**INSTRUCTIONS FOR THE TASK**
Read through the records. Copy each line that has the word "Ctrl".

--- DATA FOR REVIEW Enclosed Below ---

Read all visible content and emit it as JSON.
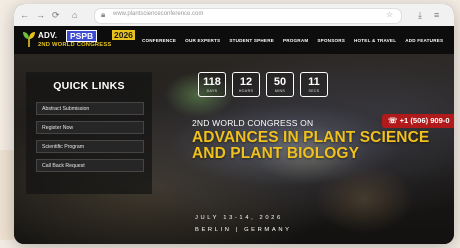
{
  "browser": {
    "url": "www.plantscienceconference.com"
  },
  "logo": {
    "adv": "ADV.",
    "badge": "PSPB",
    "year": "2026",
    "subtitle": "2ND WORLD CONGRESS"
  },
  "nav": {
    "items": [
      "CONFERENCE",
      "OUR EXPERTS",
      "STUDENT SPHERE",
      "PROGRAM",
      "SPONSORS",
      "HOTEL & TRAVEL",
      "ADD FEATURES"
    ]
  },
  "quick_links": {
    "title": "QUICK LINKS",
    "items": [
      "Abstract Submission",
      "Register Now",
      "Scientific Program",
      "Call Back Request"
    ]
  },
  "countdown": [
    {
      "value": "118",
      "unit": "DAYS"
    },
    {
      "value": "12",
      "unit": "HOURS"
    },
    {
      "value": "50",
      "unit": "MINS"
    },
    {
      "value": "11",
      "unit": "SECS"
    }
  ],
  "hero": {
    "kicker": "2ND WORLD CONGRESS ON",
    "headline": "ADVANCES IN PLANT SCIENCE AND PLANT BIOLOGY",
    "dates": "JULY 13-14, 2026",
    "location": "BERLIN | GERMANY"
  },
  "contact": {
    "phone": "☏ +1 (506) 909-0"
  },
  "colors": {
    "accent_yellow": "#f0c11c",
    "badge_blue": "#3d4bd1",
    "phone_red": "#b11a1a"
  }
}
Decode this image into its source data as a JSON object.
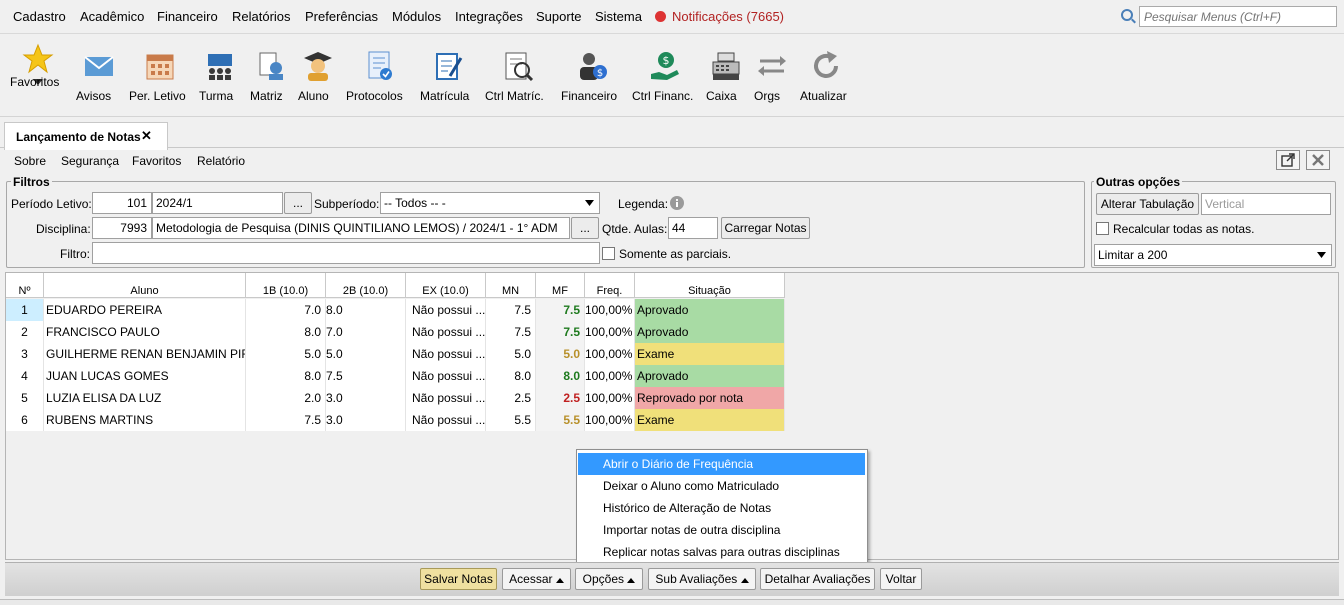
{
  "menubar": {
    "items": [
      "Cadastro",
      "Acadêmico",
      "Financeiro",
      "Relatórios",
      "Preferências",
      "Módulos",
      "Integrações",
      "Suporte",
      "Sistema"
    ],
    "notifications": "Notificações (7665)",
    "search_placeholder": "Pesquisar Menus (Ctrl+F)"
  },
  "toolbar": {
    "items": [
      {
        "label": "Favoritos",
        "icon": "star-icon"
      },
      {
        "label": "Avisos",
        "icon": "envelope-icon"
      },
      {
        "label": "Per. Letivo",
        "icon": "calendar-icon"
      },
      {
        "label": "Turma",
        "icon": "class-icon"
      },
      {
        "label": "Matriz",
        "icon": "matrix-icon"
      },
      {
        "label": "Aluno",
        "icon": "student-icon"
      },
      {
        "label": "Protocolos",
        "icon": "protocol-icon"
      },
      {
        "label": "Matrícula",
        "icon": "enrollment-icon"
      },
      {
        "label": "Ctrl Matríc.",
        "icon": "enrollment-control-icon"
      },
      {
        "label": "Financeiro",
        "icon": "finance-icon"
      },
      {
        "label": "Ctrl Financ.",
        "icon": "finance-control-icon"
      },
      {
        "label": "Caixa",
        "icon": "cash-register-icon"
      },
      {
        "label": "Orgs",
        "icon": "arrows-icon"
      },
      {
        "label": "Atualizar",
        "icon": "refresh-icon"
      }
    ]
  },
  "tab": {
    "title": "Lançamento de Notas",
    "close": "✕"
  },
  "submenu": [
    "Sobre",
    "Segurança",
    "Favoritos",
    "Relatório"
  ],
  "filters": {
    "title": "Filtros",
    "periodo_label": "Período Letivo:",
    "periodo_code": "101",
    "periodo_value": "2024/1",
    "subperiodo_label": "Subperíodo:",
    "subperiodo_value": "-- Todos -- -",
    "legenda_label": "Legenda:",
    "disciplina_label": "Disciplina:",
    "disciplina_code": "7993",
    "disciplina_value": "Metodologia de Pesquisa (DINIS QUINTILIANO LEMOS) / 2024/1 - 1° ADM",
    "qtde_label": "Qtde. Aulas:",
    "qtde_value": "44",
    "carregar": "Carregar Notas",
    "filtro_label": "Filtro:",
    "somente": "Somente as parciais.",
    "ellipsis": "..."
  },
  "outras": {
    "title": "Outras opções",
    "alterar": "Alterar Tabulação",
    "vertical": "Vertical",
    "recalcular": "Recalcular todas as notas.",
    "limitar": "Limitar a 200"
  },
  "table": {
    "headers": [
      "Nº",
      "Aluno",
      "1B (10.0)",
      "2B (10.0)",
      "EX (10.0)",
      "MN",
      "MF",
      "Freq.",
      "Situação"
    ],
    "rows": [
      {
        "n": "1",
        "aluno": "EDUARDO PEREIRA",
        "b1": "7.0",
        "b2": "8.0",
        "ex": "Não possui ...",
        "mn": "7.5",
        "mf": "7.5",
        "freq": "100,00%",
        "sit": "Aprovado",
        "status": "approved"
      },
      {
        "n": "2",
        "aluno": "FRANCISCO PAULO",
        "b1": "8.0",
        "b2": "7.0",
        "ex": "Não possui ...",
        "mn": "7.5",
        "mf": "7.5",
        "freq": "100,00%",
        "sit": "Aprovado",
        "status": "approved"
      },
      {
        "n": "3",
        "aluno": "GUILHERME RENAN BENJAMIN PIR...",
        "b1": "5.0",
        "b2": "5.0",
        "ex": "Não possui ...",
        "mn": "5.0",
        "mf": "5.0",
        "freq": "100,00%",
        "sit": "Exame",
        "status": "exam"
      },
      {
        "n": "4",
        "aluno": "JUAN LUCAS GOMES",
        "b1": "8.0",
        "b2": "7.5",
        "ex": "Não possui ...",
        "mn": "8.0",
        "mf": "8.0",
        "freq": "100,00%",
        "sit": "Aprovado",
        "status": "approved"
      },
      {
        "n": "5",
        "aluno": "LUZIA ELISA DA LUZ",
        "b1": "2.0",
        "b2": "3.0",
        "ex": "Não possui ...",
        "mn": "2.5",
        "mf": "2.5",
        "freq": "100,00%",
        "sit": "Reprovado por nota",
        "status": "failed"
      },
      {
        "n": "6",
        "aluno": "RUBENS MARTINS",
        "b1": "7.5",
        "b2": "3.0",
        "ex": "Não possui ...",
        "mn": "5.5",
        "mf": "5.5",
        "freq": "100,00%",
        "sit": "Exame",
        "status": "exam"
      }
    ]
  },
  "colors": {
    "approved_bg": "#a8dba4",
    "exam_bg": "#f0e07a",
    "failed_bg": "#f0a7a7",
    "approved_fg": "#1e7a1e",
    "exam_fg": "#b8902a",
    "failed_fg": "#c02020",
    "highlight": "#3399ff"
  },
  "context_menu": [
    "Abrir o Diário de Frequência",
    "Deixar o Aluno como Matriculado",
    "Histórico de Alteração de Notas",
    "Importar notas de outra disciplina",
    "Replicar notas salvas para outras disciplinas"
  ],
  "bottom": {
    "salvar": "Salvar Notas",
    "acessar": "Acessar",
    "opcoes": "Opções",
    "sub": "Sub Avaliações",
    "detalhar": "Detalhar Avaliações",
    "voltar": "Voltar"
  }
}
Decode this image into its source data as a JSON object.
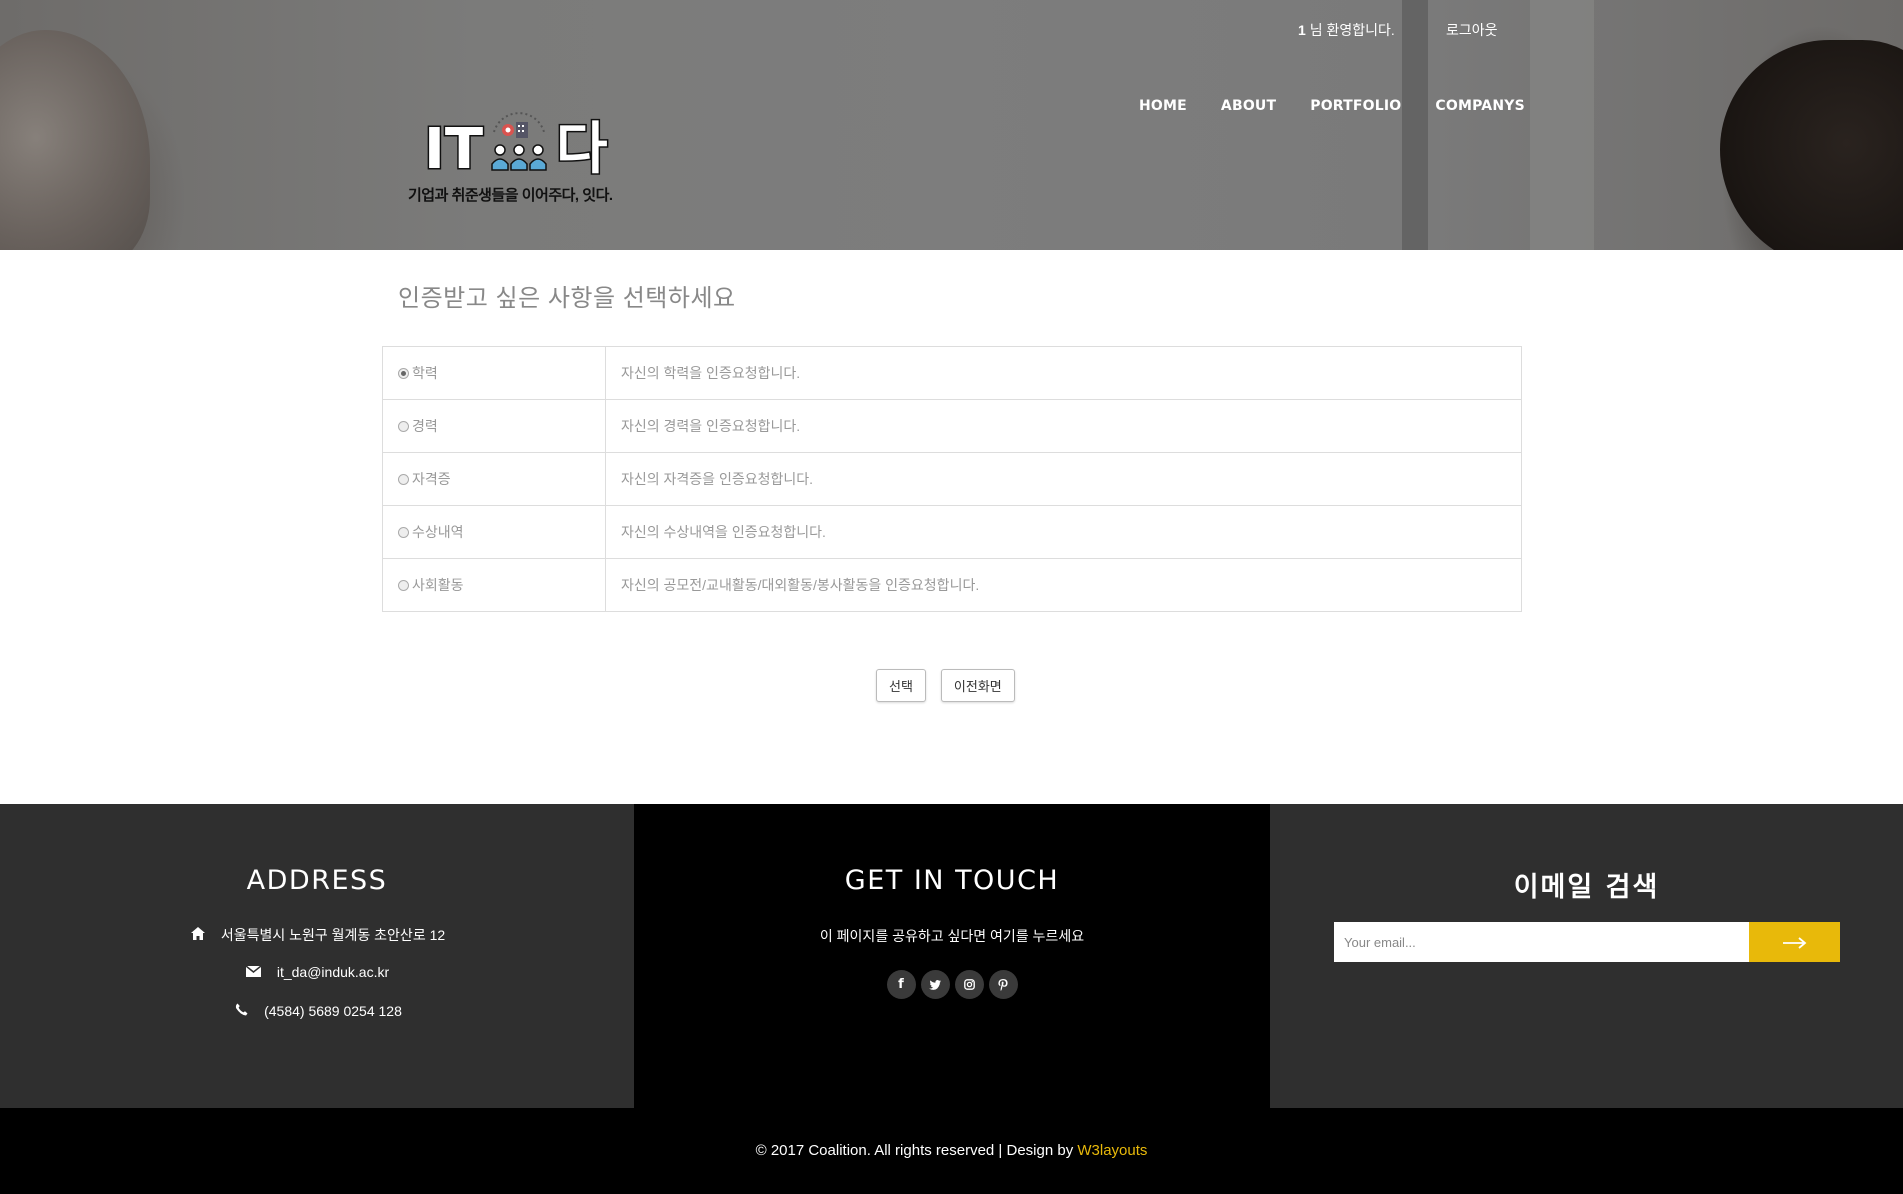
{
  "header": {
    "user_id": "1",
    "welcome_suffix": "님 환영합니다.",
    "logout_label": "로그아웃",
    "nav": [
      "HOME",
      "ABOUT",
      "PORTFOLIO",
      "COMPANYS"
    ],
    "logo": {
      "left_text": "IT",
      "right_text": "다",
      "tagline": "기업과 취준생들을 이어주다, 잇다."
    }
  },
  "main": {
    "title": "인증받고 싶은 사항을 선택하세요",
    "options": [
      {
        "label": "학력",
        "description": "자신의 학력을 인증요청합니다.",
        "checked": true
      },
      {
        "label": "경력",
        "description": "자신의 경력을 인증요청합니다.",
        "checked": false
      },
      {
        "label": "자격증",
        "description": "자신의 자격증을 인증요청합니다.",
        "checked": false
      },
      {
        "label": "수상내역",
        "description": "자신의 수상내역을 인증요청합니다.",
        "checked": false
      },
      {
        "label": "사회활동",
        "description": "자신의 공모전/교내활동/대외활동/봉사활동을 인증요청합니다.",
        "checked": false
      }
    ],
    "select_button": "선택",
    "back_button": "이전화면"
  },
  "footer": {
    "address": {
      "title": "ADDRESS",
      "street": "서울특별시 노원구 월계동 초안산로 12",
      "email": "it_da@induk.ac.kr",
      "phone": "(4584) 5689 0254 128"
    },
    "touch": {
      "title": "GET IN TOUCH",
      "text": "이 페이지를 공유하고 싶다면 여기를 누르세요",
      "socials": [
        "facebook",
        "twitter",
        "instagram",
        "pinterest"
      ]
    },
    "search": {
      "title": "이메일 검색",
      "placeholder": "Your email...",
      "submit_icon": "arrow-right-icon"
    },
    "copyright_text": "© 2017 Coalition. All rights reserved | Design by ",
    "copyright_link": "W3layouts"
  },
  "colors": {
    "accent": "#e8b90a",
    "footer_dark": "#2f2f2f",
    "footer_black": "#000000"
  }
}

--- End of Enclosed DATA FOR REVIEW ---

**RESULT OF THE TASK**
    "search_placeholder": "Pesquisar Menus (Ctrl+F)"
        "label": "Ctrl Matríc.",
        "label": "Ctrl Financ.",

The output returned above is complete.